EXERCISE DETAILS: Please go line by line and repeat the data below exactly, with no images.

RECORDED INFORMATION:
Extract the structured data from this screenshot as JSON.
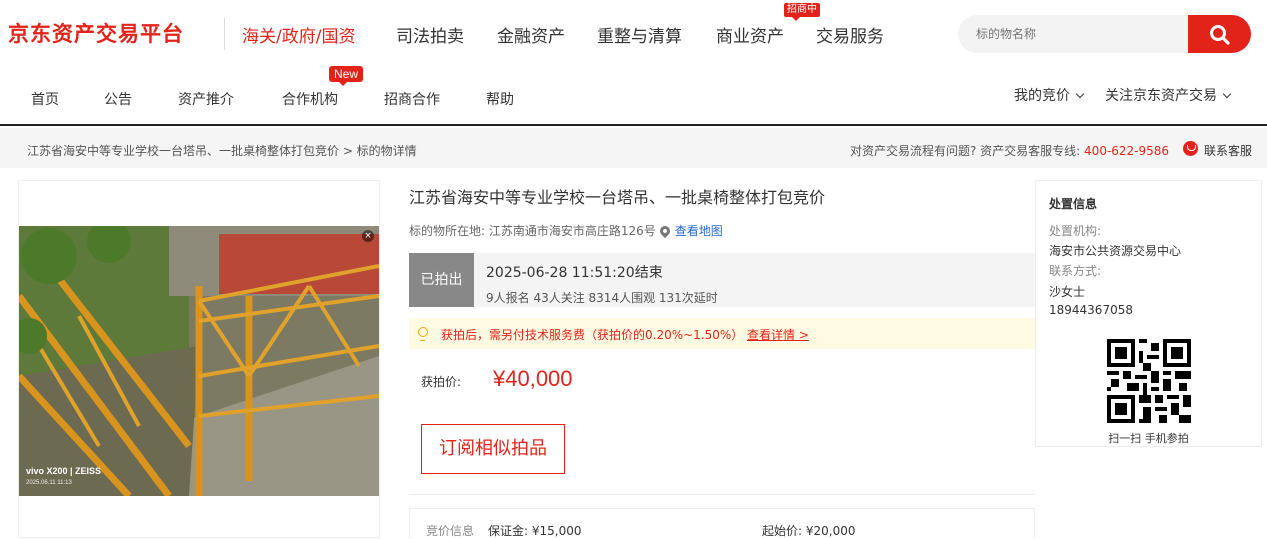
{
  "header": {
    "logo": "京东资产交易平台",
    "categories": [
      "海关/政府/国资",
      "司法拍卖",
      "金融资产",
      "重整与清算",
      "商业资产",
      "交易服务"
    ],
    "recruit_badge": "招商中",
    "search_placeholder": "标的物名称"
  },
  "subnav": {
    "items": [
      "首页",
      "公告",
      "资产推介",
      "合作机构",
      "招商合作",
      "帮助"
    ],
    "new_badge": "New",
    "my_bids": "我的竞价",
    "follow": "关注京东资产交易"
  },
  "breadcrumb": {
    "path": "江苏省海安中等专业学校一台塔吊、一批桌椅整体打包竞价 > 标的物详情",
    "help": "对资产交易流程有问题? 资产交易客服专线: ",
    "phone": "400-622-9586",
    "service": "联系客服"
  },
  "photo": {
    "watermark": "vivo X200 | ZEISS",
    "watermark_date": "2025.06.11 11:13"
  },
  "item": {
    "title": "江苏省海安中等专业学校一台塔吊、一批桌椅整体打包竞价",
    "location_label": "标的物所在地:",
    "location": "江苏南通市海安市高庄路126号",
    "map_link": "查看地图",
    "status": "已拍出",
    "end_time": "2025-06-28 11:51:20结束",
    "stats": "9人报名 43人关注 8314人围观 131次延时",
    "notice": "获拍后，需另付技术服务费（获拍价的0.20%~1.50%）",
    "notice_link": "查看详情 >",
    "price_label": "获拍价:",
    "price": "¥40,000",
    "subscribe": "订阅相似拍品",
    "bid_info_label": "竞价信息",
    "deposit": "保证金: ¥15,000",
    "start_price": "起始价: ¥20,000"
  },
  "disposal": {
    "title": "处置信息",
    "org_label": "处置机构:",
    "org": "海安市公共资源交易中心",
    "contact_label": "联系方式:",
    "contact_name": "沙女士",
    "contact_phone": "18944367058",
    "qr_caption": "扫一扫 手机参拍"
  }
}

TASK OUTPUT:
Extract the structured data from this screenshot as JSON.
{
  "header": {
    "logo": "京东资产交易平台",
    "categories": [
      "海关/政府/国资",
      "司法拍卖",
      "金融资产",
      "重整与清算",
      "商业资产",
      "交易服务"
    ],
    "recruit_badge": "招商中",
    "search_placeholder": "标的物名称"
  },
  "subnav": {
    "items": [
      "首页",
      "公告",
      "资产推介",
      "合作机构",
      "招商合作",
      "帮助"
    ],
    "new_badge": "New",
    "my_bids": "我的竞价",
    "follow": "关注京东资产交易"
  },
  "breadcrumb": {
    "path": "江苏省海安中等专业学校一台塔吊、一批桌椅整体打包竞价 > 标的物详情",
    "help": "对资产交易流程有问题? 资产交易客服专线: ",
    "phone": "400-622-9586",
    "service": "联系客服"
  },
  "photo": {
    "watermark": "vivo X200 | ZEISS",
    "watermark_date": "2025.06.11 11:13"
  },
  "item": {
    "title": "江苏省海安中等专业学校一台塔吊、一批桌椅整体打包竞价",
    "location_label": "标的物所在地:",
    "location": "江苏南通市海安市高庄路126号",
    "map_link": "查看地图",
    "status": "已拍出",
    "end_time": "2025-06-28 11:51:20结束",
    "stats": "9人报名 43人关注 8314人围观 131次延时",
    "notice": "获拍后，需另付技术服务费（获拍价的0.20%~1.50%）",
    "notice_link": "查看详情 >",
    "price_label": "获拍价:",
    "price": "¥40,000",
    "subscribe": "订阅相似拍品",
    "bid_info_label": "竞价信息",
    "deposit": "保证金: ¥15,000",
    "start_price": "起始价: ¥20,000"
  },
  "disposal": {
    "title": "处置信息",
    "org_label": "处置机构:",
    "org": "海安市公共资源交易中心",
    "contact_label": "联系方式:",
    "contact_name": "沙女士",
    "contact_phone": "18944367058",
    "qr_caption": "扫一扫 手机参拍"
  }
}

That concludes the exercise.